┌─ RECORDS FOR THIS TASK

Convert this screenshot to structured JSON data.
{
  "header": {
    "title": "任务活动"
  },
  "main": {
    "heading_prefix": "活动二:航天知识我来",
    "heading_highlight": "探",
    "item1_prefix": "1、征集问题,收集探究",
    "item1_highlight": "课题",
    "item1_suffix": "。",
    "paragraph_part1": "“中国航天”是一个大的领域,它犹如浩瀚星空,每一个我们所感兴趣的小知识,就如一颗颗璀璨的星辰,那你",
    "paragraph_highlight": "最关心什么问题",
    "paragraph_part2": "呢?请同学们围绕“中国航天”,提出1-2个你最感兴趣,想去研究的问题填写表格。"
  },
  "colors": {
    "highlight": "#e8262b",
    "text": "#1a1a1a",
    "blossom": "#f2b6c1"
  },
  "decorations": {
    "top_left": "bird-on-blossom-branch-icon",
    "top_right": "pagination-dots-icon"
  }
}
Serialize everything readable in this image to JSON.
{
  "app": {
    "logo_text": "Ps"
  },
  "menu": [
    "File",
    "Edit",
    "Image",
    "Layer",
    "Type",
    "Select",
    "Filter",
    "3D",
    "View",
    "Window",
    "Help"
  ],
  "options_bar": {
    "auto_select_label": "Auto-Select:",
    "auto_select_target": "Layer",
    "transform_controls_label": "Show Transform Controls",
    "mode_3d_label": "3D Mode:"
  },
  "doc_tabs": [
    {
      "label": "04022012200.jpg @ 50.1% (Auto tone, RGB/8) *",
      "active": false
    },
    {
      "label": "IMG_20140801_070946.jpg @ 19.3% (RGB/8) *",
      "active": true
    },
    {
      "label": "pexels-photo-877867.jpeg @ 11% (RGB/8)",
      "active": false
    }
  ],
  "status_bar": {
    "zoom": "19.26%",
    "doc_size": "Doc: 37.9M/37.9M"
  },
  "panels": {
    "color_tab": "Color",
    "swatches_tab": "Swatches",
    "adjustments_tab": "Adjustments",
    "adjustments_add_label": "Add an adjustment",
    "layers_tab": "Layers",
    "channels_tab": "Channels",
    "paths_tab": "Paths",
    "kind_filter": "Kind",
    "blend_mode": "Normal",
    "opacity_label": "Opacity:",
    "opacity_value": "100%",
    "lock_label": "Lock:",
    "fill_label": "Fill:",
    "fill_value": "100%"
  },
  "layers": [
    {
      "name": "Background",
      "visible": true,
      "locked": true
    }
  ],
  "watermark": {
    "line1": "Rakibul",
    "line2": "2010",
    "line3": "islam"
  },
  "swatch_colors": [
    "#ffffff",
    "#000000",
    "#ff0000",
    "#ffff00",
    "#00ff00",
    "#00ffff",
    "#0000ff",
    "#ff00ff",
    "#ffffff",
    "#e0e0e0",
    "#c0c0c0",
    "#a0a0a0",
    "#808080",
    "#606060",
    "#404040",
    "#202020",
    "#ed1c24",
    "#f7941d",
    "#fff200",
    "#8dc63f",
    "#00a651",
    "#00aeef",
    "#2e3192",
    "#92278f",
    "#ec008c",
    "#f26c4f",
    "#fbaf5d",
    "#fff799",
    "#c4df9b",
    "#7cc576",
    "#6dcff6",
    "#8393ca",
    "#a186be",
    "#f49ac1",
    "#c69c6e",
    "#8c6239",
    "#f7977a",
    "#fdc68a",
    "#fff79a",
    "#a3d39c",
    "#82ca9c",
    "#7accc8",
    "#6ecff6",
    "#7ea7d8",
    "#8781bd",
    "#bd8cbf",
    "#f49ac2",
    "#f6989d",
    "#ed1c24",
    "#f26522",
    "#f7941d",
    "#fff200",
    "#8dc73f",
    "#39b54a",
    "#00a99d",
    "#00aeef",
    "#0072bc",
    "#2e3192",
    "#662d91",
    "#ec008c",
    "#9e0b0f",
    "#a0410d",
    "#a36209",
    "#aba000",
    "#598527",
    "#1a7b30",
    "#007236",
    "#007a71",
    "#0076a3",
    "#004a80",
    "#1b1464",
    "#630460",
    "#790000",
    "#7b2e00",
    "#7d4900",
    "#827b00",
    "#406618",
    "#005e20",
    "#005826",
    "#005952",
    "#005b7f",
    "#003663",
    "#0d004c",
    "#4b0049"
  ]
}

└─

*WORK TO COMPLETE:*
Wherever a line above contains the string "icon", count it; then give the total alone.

*EXERCISE OUTPUT:*
2